[WHAT IS NEEDED] Copy each line in the data that includes the word "PATH".

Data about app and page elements
———

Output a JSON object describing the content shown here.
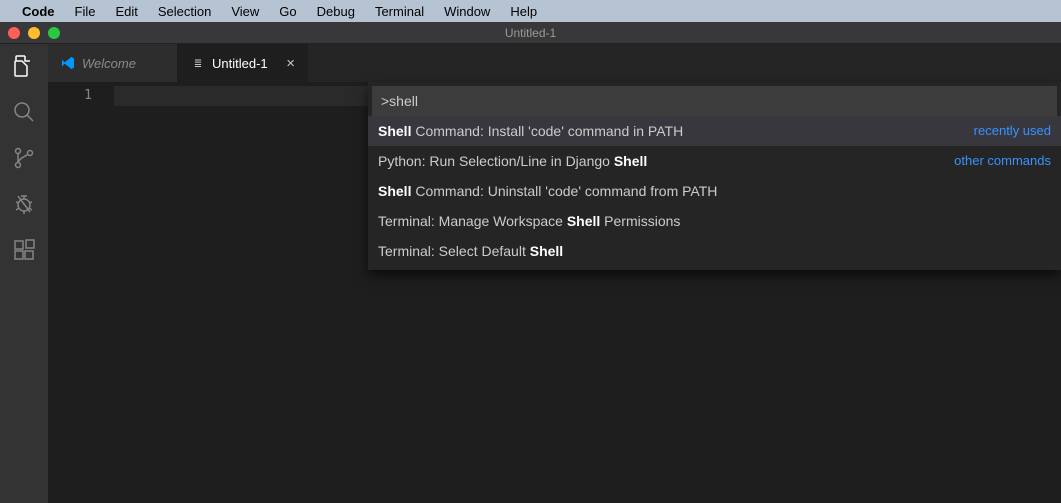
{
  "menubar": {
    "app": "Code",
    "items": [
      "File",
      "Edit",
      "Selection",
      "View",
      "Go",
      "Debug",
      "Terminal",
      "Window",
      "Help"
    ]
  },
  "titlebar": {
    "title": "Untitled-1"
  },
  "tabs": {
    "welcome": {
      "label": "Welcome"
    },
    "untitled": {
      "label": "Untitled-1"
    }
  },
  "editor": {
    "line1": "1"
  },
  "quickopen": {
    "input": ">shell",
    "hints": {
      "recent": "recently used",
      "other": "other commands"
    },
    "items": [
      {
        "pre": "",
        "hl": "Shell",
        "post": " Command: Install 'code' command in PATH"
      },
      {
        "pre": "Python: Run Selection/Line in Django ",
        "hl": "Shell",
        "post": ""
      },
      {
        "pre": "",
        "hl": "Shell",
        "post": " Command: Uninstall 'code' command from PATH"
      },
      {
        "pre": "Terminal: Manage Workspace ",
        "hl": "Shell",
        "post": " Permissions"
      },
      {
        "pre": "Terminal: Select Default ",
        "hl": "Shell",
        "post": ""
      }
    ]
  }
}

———

[SOLUTION TO THE EXERCISE]
        "post": " Command: Install 'code' command in PATH"
        "post": " Command: Uninstall 'code' command from PATH"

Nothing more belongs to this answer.